There will forever be something of a grudge match between the Chrysler Voyager and the Renault Espace as to which was really the first MPV. The idea of a tall van-like car with lots of seats seems to have originated on both sides of the Atlantic at the same time, so we’ll probably never really know who did it first. Suffice to say that the big Chrysler has always been one of the most spacious and comfortable family haulers on the market.
Not one of the most affordable though, which is why second hand Voyagers are a little thin on the ground here. Chrysler pitched it as a high-end family car just as families began to switch into smaller seven-seat MPVs and SUVs. Sales were consequently slow, not helped by a limited engine range that basically meant you could have a 2.8-litre diesel. There was, theoretically, a 3.3-litre V6 petrol option too, but we don’t think anyone was mad enough to buy one.
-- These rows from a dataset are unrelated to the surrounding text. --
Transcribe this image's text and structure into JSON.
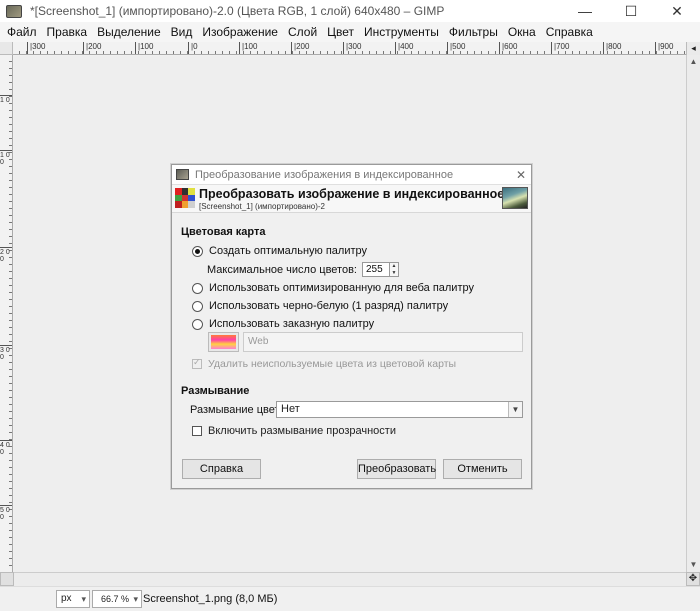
{
  "window": {
    "title": "*[Screenshot_1] (импортировано)-2.0 (Цвета RGB, 1 слой) 640x480 – GIMP",
    "minimize": "—",
    "maximize": "☐",
    "close": "✕"
  },
  "menu": [
    "Файл",
    "Правка",
    "Выделение",
    "Вид",
    "Изображение",
    "Слой",
    "Цвет",
    "Инструменты",
    "Фильтры",
    "Окна",
    "Справка"
  ],
  "ruler": {
    "h_labels": [
      "|300",
      "|200",
      "|100",
      "|0",
      "|100",
      "|200",
      "|300",
      "|400",
      "|500",
      "|600",
      "|700",
      "|800",
      "|900"
    ],
    "v_labels": [
      "1 0",
      "1 0 0",
      "2 0 0",
      "3 0 0",
      "4 0 0",
      "5 0 0"
    ]
  },
  "statusbar": {
    "unit": "px",
    "zoom": "66.7 %",
    "file_info": "Screenshot_1.png (8,0 МБ)"
  },
  "dialog": {
    "window_title": "Преобразование изображения в индексированное",
    "header_title": "Преобразовать изображение в индексированное",
    "header_subtitle": "[Screenshot_1] (импортировано)-2",
    "colormap_section": "Цветовая карта",
    "options": {
      "optimal": "Создать оптимальную палитру",
      "max_colors_label": "Максимальное число цветов:",
      "max_colors_value": "255",
      "web": "Использовать оптимизированную для веба палитру",
      "bw": "Использовать черно-белую (1 разряд) палитру",
      "custom": "Использовать заказную палитру",
      "custom_palette_name": "Web",
      "remove_unused": "Удалить неиспользуемые цвета из цветовой карты"
    },
    "dither_section": "Размывание",
    "dither_color_label": "Размывание цвета:",
    "dither_color_value": "Нет",
    "dither_transparency": "Включить размывание прозрачности",
    "buttons": {
      "help": "Справка",
      "convert": "Преобразовать",
      "cancel": "Отменить"
    },
    "close": "✕"
  }
}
The 2.8 is OK though. You’ll pay through the nose for tax with that capacity but it’s a solid and reliable unit, as long as it’s been properly serviced and cared for. The weak reliability points are in the suspension, gearbox and brakes so listen carefully for any knocking noises as you go over bumps, and check to make sure that the gears are all selecting cleanly. You also need to check the air conditioning system – it can fail and leave it almost impossible to clear the front screen on a damp day.
The interior, aside from feeling as if it’s been made from cast-off pieces of Duplo, is actually pretty robust, and the models with the fold-away ‘Stow-and-Go’ seats are well worth tracking down. Without that, the rear seats have to be manually removed and lifted out - and they’re heavy. The sliding side doors at the back are hugely helpful though, and make the big Voyager much easier to get in and out of in tight car parks.
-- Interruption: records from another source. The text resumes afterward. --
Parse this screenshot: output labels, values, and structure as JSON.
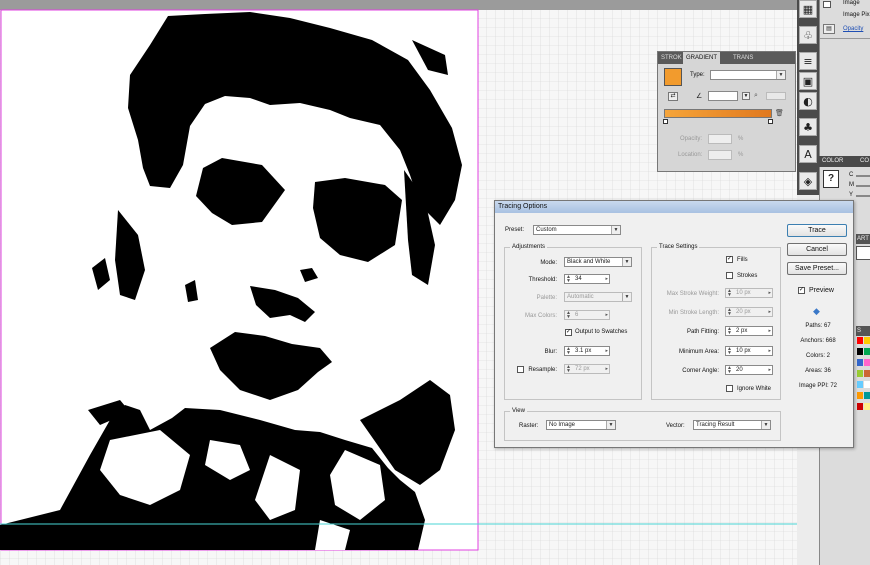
{
  "dock": {
    "image_label": "Image",
    "image_pix_label": "Image Pix",
    "opacity_link": "Opacity"
  },
  "color_panel": {
    "tab_color": "COLOR",
    "tab_co": "CO",
    "row_c": "C",
    "row_m": "M",
    "row_y": "Y"
  },
  "art_tab": "ART",
  "swatches_tab": "S",
  "gradient_panel": {
    "tabs": [
      "STROK",
      "GRADIENT",
      "TRANS"
    ],
    "type_label": "Type:",
    "type_value": "",
    "opacity_label": "Opacity:",
    "opacity_unit": "%",
    "location_label": "Location:",
    "location_unit": "%",
    "gradient_from": "#f6a53a",
    "gradient_to": "#e0781e"
  },
  "dialog": {
    "title": "Tracing Options",
    "preset_label": "Preset:",
    "preset_value": "Custom",
    "adjustments": {
      "title": "Adjustments",
      "mode_label": "Mode:",
      "mode_value": "Black and White",
      "threshold_label": "Threshold:",
      "threshold_value": "34",
      "palette_label": "Palette:",
      "palette_value": "Automatic",
      "max_colors_label": "Max Colors:",
      "max_colors_value": "6",
      "output_swatches_label": "Output to Swatches",
      "output_swatches_checked": true,
      "blur_label": "Blur:",
      "blur_value": "3.1 px",
      "resample_label": "Resample:",
      "resample_value": "72 px",
      "resample_checked": false
    },
    "trace_settings": {
      "title": "Trace Settings",
      "fills_label": "Fills",
      "fills_checked": true,
      "strokes_label": "Strokes",
      "strokes_checked": false,
      "max_stroke_weight_label": "Max Stroke Weight:",
      "max_stroke_weight_value": "10 px",
      "min_stroke_length_label": "Min Stroke Length:",
      "min_stroke_length_value": "20 px",
      "path_fitting_label": "Path Fitting:",
      "path_fitting_value": "2 px",
      "minimum_area_label": "Minimum Area:",
      "minimum_area_value": "10 px",
      "corner_angle_label": "Corner Angle:",
      "corner_angle_value": "20",
      "ignore_white_label": "Ignore White",
      "ignore_white_checked": false
    },
    "view": {
      "title": "View",
      "raster_label": "Raster:",
      "raster_value": "No Image",
      "vector_label": "Vector:",
      "vector_value": "Tracing Result"
    },
    "buttons": {
      "trace": "Trace",
      "cancel": "Cancel",
      "save_preset": "Save Preset..."
    },
    "preview_label": "Preview",
    "preview_checked": true,
    "stats": {
      "paths": "Paths: 67",
      "anchors": "Anchors: 668",
      "colors": "Colors: 2",
      "areas": "Areas: 36",
      "image_ppi": "Image PPI: 72"
    }
  },
  "colors": {
    "artboard_border": "#e040e0",
    "guide": "#49d6d6",
    "dialog_title": "#b9cde8"
  }
}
It’s also worth pointing out that the Voyager got a severe ticking off from the crash test experts at EuroNCAP who gave it just a two-star rating and said that there was a high risk of serious or fatal injury in the event of an accident. Sobering food for thought.
You’ll have to do some legwork to find a good one, but we did track down a nice 2007 2.8 diesel auto, with rear-seat DVD players, for €11k from a former Chrysler main dealer. It’s a lot of car for the cash, but beware of Voyagers on sale for less money – it’s unlikely they’ll have been properly cared for.
Chrysler Voyager 2.8 CRD LX
Engine: 2,776cc four-cylinder turbodiesel
Maximum speed: 180km/h
0-100km/h: 12.5 seconds
Fuel consumption: 8.5 litres/100km
Euro NCAP: **
• Lots of room
• Hugely comfortable
• Solid reliability
• Heavy and slow
• Big engine means big tax
• Interior looks and feels cheap
Whether or not it was the first, the Voyager remains one of the roomier ways to transport your family around, or to set up shop as an airport shuttle service. As long as you can stomach the high running costs, it’s become a very affordable big, luxurious MPV to buy.